== Supplied records ==
=-=-=
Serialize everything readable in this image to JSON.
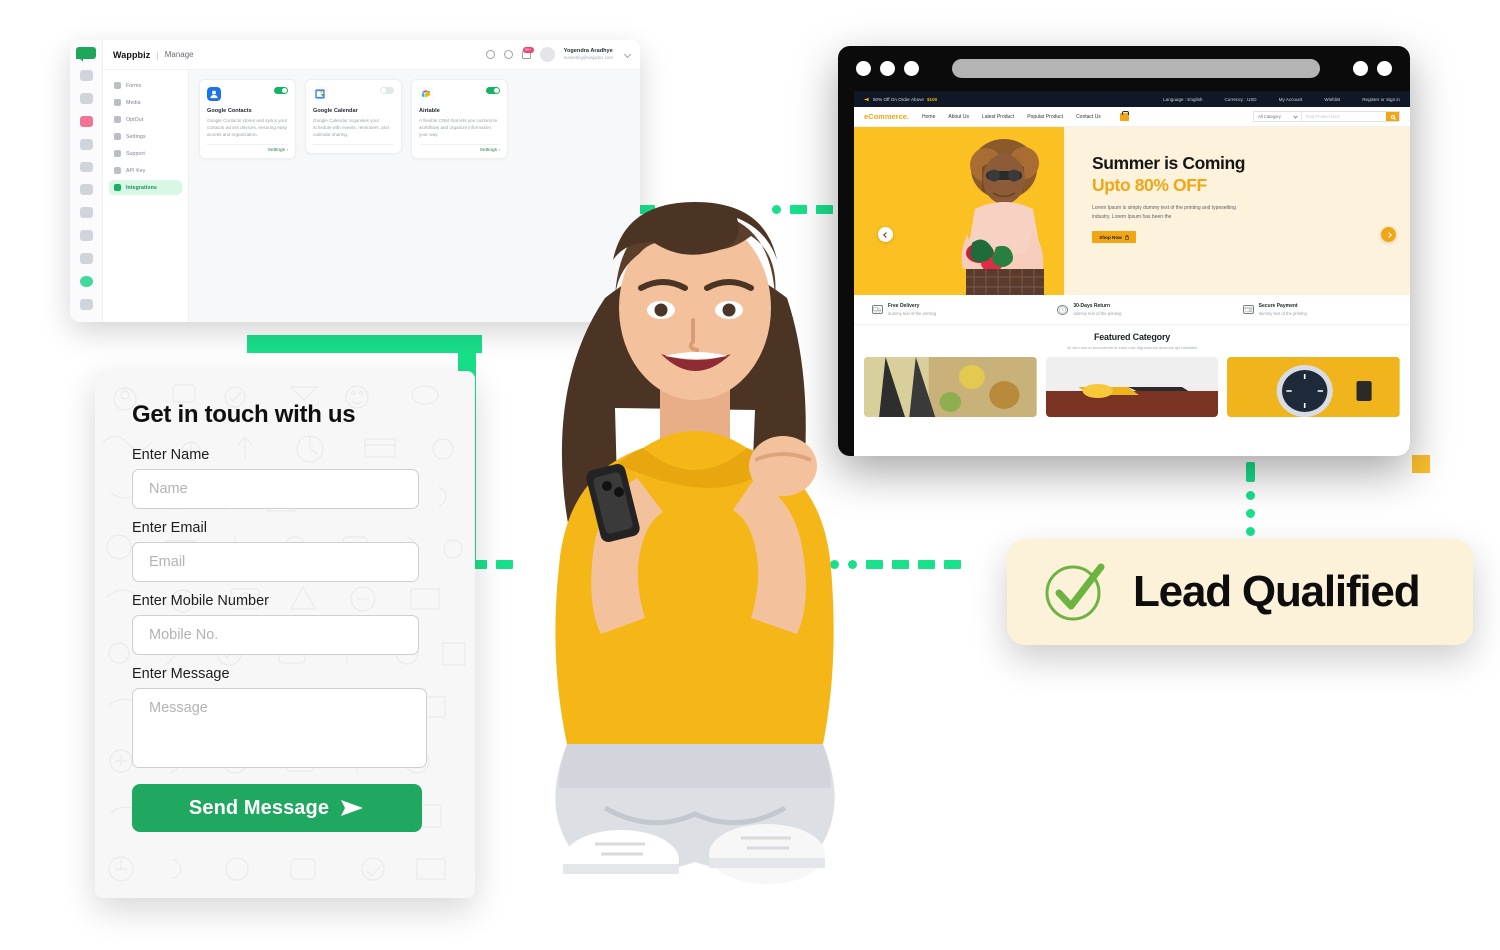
{
  "dashboard": {
    "brand": "Wappbiz",
    "separator": "|",
    "section": "Manage",
    "user": {
      "name": "Yogendra Aradhye",
      "email": "marketing@wappbiz.com",
      "notification_badge": "99+"
    },
    "sidebar": [
      {
        "label": "Forms",
        "active": false
      },
      {
        "label": "Media",
        "active": false
      },
      {
        "label": "OptOut",
        "active": false
      },
      {
        "label": "Settings",
        "active": false
      },
      {
        "label": "Support",
        "active": false
      },
      {
        "label": "API Key",
        "active": false
      },
      {
        "label": "Integrations",
        "active": true
      }
    ],
    "integration_cards": [
      {
        "title": "Google Contacts",
        "description": "Google Contacts stores and syncs your contacts across devices, ensuring easy access and organization.",
        "enabled": true,
        "settings_label": "Settings",
        "icon": "google-contacts-icon"
      },
      {
        "title": "Google Calendar",
        "description": "Google Calendar organises your schedule with events, reminders, and calendar sharing.",
        "enabled": false,
        "settings_label": "",
        "icon": "google-calendar-icon"
      },
      {
        "title": "Airtable",
        "description": "A flexible CRM that lets you customize workflows and organize information your way.",
        "enabled": true,
        "settings_label": "Settings",
        "icon": "airtable-icon"
      }
    ]
  },
  "contact_form": {
    "title": "Get in touch with us",
    "fields": [
      {
        "label": "Enter Name",
        "placeholder": "Name",
        "value": ""
      },
      {
        "label": "Enter Email",
        "placeholder": "Email",
        "value": ""
      },
      {
        "label": "Enter Mobile Number",
        "placeholder": "Mobile No.",
        "value": ""
      }
    ],
    "message": {
      "label": "Enter Message",
      "placeholder": "Message",
      "value": ""
    },
    "submit_label": "Send Message",
    "submit_icon": "send-plane-icon"
  },
  "ecommerce": {
    "topbar": {
      "promo": "50% Off On Order Above",
      "promo_amount": "$100",
      "language": "Language : English",
      "currency": "Currency : USD",
      "account": "My Account",
      "wishlist": "Wishlist",
      "signin": "Register or Sign in"
    },
    "nav": {
      "logo": "eCommerce.",
      "items": [
        "Home",
        "About Us",
        "Latest Product",
        "Popular Product",
        "Contact Us"
      ],
      "category_select": "All Category",
      "search_placeholder": "Find Product Here"
    },
    "hero": {
      "line1": "Summer is Coming",
      "line2": "Upto 80% OFF",
      "paragraph": "Lorem Ipsum is simply dummy text of the printing and typesetting industry. Lorem Ipsum has been the",
      "cta": "Shop Now"
    },
    "features": [
      {
        "title": "Free Delivery",
        "desc": "dummy text of the printing",
        "icon": "truck-icon"
      },
      {
        "title": "30-Days Return",
        "desc": "dummy text of the printing",
        "icon": "return-clock-icon"
      },
      {
        "title": "Secure Payment",
        "desc": "dummy text of the printing",
        "icon": "secure-card-icon"
      }
    ],
    "featured": {
      "heading": "Featured Category",
      "subheading": "At vero eos et accusamus et iusto odio dignissimos ducimus qui blanditiis"
    }
  },
  "lead_badge": {
    "text": "Lead Qualified",
    "icon": "check-circle-icon"
  },
  "colors": {
    "green": "#20a760",
    "accent_green": "#19e08a",
    "yellow": "#fbc122",
    "amber": "#f2a515",
    "cream": "#fcf2d9",
    "dark": "#0b0b0b"
  }
}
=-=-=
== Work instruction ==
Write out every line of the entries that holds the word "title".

== Result of the exercise ==
        "title": "Google Contacts",
        "title": "Google Calendar",
        "title": "Airtable",
    "title": "Get in touch with us",
        "title": "Free Delivery",
        "title": "30-Days Return",
        "title": "Secure Payment",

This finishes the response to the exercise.